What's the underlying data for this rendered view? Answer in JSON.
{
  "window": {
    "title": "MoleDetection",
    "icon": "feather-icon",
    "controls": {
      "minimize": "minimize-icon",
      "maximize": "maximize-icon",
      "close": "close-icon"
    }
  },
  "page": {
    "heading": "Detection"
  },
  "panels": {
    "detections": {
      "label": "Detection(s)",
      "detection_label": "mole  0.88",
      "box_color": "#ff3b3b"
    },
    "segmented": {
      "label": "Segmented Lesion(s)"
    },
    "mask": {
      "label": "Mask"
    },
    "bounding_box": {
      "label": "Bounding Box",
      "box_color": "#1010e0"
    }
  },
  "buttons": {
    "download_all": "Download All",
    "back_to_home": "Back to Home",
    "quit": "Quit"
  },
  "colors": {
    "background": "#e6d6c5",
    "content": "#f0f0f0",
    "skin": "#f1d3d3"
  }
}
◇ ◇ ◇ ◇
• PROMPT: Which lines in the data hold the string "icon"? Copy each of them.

• ANSWER SECTION:
    "icon": "feather-icon",
      "minimize": "minimize-icon",
      "maximize": "maximize-icon",
      "close": "close-icon"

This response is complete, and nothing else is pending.